- Assignment -
Looking at the records below, please say how many lines contain the word "hình", as a bare number.

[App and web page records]

---*---

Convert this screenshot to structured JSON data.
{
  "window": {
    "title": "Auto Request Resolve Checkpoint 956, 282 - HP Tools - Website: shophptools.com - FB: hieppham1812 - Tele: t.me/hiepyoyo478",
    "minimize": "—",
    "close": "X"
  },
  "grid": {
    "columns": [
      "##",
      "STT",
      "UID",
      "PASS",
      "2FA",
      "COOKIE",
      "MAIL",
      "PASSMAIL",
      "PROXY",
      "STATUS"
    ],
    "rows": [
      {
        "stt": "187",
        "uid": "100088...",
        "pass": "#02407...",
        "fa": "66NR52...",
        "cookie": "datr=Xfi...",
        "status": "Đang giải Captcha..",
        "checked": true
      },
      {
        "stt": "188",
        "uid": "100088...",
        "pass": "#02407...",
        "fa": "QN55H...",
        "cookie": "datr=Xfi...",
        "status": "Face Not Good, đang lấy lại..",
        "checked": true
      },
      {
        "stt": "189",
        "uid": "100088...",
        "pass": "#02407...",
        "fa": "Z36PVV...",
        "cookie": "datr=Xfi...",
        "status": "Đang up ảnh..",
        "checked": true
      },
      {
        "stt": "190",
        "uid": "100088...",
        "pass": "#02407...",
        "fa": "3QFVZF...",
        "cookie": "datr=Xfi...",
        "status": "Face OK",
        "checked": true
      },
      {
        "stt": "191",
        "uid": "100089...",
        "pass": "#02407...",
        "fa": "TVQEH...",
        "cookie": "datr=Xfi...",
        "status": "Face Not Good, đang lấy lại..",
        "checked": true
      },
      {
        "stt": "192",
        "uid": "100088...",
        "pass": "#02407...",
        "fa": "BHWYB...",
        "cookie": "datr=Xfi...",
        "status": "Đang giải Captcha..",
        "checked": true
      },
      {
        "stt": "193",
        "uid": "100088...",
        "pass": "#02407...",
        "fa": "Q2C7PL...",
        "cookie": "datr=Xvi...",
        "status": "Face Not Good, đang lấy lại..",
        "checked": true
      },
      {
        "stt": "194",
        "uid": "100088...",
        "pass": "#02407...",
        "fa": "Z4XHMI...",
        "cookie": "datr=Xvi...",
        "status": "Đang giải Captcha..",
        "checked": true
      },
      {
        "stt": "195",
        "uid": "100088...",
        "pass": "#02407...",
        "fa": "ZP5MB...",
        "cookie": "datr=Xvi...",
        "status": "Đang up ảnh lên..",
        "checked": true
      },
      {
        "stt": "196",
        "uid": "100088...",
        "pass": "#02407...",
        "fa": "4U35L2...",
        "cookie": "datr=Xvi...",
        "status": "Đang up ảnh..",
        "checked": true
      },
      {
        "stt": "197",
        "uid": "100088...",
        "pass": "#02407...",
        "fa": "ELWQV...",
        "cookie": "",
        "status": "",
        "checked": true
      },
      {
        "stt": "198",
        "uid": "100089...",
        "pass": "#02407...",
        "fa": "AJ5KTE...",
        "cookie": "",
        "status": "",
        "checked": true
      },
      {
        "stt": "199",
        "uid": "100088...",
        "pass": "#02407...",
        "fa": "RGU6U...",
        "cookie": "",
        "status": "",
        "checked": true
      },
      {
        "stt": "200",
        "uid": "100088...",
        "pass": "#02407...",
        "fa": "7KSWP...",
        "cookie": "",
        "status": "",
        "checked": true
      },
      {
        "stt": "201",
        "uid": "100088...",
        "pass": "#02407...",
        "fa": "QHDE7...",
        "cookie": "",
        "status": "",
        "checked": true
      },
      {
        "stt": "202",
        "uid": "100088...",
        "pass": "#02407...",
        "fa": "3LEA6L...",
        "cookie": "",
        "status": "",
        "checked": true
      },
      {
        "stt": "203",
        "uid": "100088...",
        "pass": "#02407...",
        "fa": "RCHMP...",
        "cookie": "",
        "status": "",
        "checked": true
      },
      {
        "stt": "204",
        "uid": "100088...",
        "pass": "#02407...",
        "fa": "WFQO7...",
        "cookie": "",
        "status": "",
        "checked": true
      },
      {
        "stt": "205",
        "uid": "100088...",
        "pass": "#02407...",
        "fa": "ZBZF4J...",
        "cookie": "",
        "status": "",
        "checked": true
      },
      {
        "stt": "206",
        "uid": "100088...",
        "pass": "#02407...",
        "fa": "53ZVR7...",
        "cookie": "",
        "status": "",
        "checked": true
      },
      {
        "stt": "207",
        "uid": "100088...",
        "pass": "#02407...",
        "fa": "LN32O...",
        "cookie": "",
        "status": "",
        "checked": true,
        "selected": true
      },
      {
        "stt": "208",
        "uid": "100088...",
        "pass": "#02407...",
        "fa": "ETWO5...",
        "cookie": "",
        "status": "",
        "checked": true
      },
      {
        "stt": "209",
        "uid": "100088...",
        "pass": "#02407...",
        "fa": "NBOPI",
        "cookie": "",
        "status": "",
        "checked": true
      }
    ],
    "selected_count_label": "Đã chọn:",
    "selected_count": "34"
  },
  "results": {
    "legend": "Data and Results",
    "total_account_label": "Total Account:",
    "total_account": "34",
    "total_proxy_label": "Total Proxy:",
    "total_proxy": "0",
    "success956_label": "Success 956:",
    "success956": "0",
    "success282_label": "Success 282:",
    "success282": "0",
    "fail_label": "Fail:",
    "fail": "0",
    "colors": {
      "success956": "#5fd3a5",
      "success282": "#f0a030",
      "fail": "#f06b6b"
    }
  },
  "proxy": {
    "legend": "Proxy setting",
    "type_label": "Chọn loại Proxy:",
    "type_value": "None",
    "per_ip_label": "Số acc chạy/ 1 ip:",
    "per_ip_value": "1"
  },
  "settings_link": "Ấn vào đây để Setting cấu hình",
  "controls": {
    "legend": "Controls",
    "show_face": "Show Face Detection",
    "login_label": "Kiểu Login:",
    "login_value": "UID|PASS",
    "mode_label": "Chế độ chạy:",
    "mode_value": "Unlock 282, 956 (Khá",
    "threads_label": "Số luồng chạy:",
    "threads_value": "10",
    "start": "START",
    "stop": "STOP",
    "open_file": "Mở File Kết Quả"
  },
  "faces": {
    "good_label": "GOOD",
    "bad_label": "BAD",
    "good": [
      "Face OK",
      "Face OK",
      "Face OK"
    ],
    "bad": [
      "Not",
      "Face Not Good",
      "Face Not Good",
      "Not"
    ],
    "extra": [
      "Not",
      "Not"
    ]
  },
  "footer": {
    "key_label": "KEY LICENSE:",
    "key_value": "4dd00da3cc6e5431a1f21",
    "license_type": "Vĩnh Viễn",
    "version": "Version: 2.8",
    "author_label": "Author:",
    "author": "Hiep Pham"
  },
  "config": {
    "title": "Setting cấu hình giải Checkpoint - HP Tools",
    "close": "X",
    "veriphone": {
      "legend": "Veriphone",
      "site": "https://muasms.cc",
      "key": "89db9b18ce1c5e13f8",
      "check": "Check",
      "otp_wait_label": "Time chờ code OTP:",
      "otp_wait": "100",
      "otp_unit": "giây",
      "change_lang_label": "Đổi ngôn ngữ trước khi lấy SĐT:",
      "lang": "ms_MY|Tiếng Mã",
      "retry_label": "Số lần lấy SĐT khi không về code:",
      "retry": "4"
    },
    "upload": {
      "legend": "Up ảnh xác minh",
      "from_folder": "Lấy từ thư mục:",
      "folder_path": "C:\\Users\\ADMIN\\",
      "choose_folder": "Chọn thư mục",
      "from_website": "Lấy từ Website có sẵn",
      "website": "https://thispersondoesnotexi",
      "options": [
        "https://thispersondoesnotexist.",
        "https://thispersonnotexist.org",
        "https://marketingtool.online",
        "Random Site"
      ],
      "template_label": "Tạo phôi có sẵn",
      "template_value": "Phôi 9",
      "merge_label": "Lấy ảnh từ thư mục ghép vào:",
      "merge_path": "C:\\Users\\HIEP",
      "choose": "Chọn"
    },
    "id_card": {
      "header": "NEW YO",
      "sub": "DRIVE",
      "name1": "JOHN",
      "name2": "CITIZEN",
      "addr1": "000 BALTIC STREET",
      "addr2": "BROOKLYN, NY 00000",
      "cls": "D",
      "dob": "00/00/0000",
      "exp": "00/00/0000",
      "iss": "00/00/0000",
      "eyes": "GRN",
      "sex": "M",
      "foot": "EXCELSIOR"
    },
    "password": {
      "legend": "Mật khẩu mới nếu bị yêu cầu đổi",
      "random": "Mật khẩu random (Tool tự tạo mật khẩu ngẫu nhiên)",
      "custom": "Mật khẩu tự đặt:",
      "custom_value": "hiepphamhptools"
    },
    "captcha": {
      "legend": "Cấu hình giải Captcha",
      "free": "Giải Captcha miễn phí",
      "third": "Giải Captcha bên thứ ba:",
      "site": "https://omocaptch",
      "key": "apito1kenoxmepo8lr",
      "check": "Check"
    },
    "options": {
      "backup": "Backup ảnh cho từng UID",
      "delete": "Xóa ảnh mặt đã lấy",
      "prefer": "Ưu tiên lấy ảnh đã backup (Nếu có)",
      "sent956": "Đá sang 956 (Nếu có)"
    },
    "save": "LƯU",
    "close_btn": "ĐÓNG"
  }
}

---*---

- Final answer -
3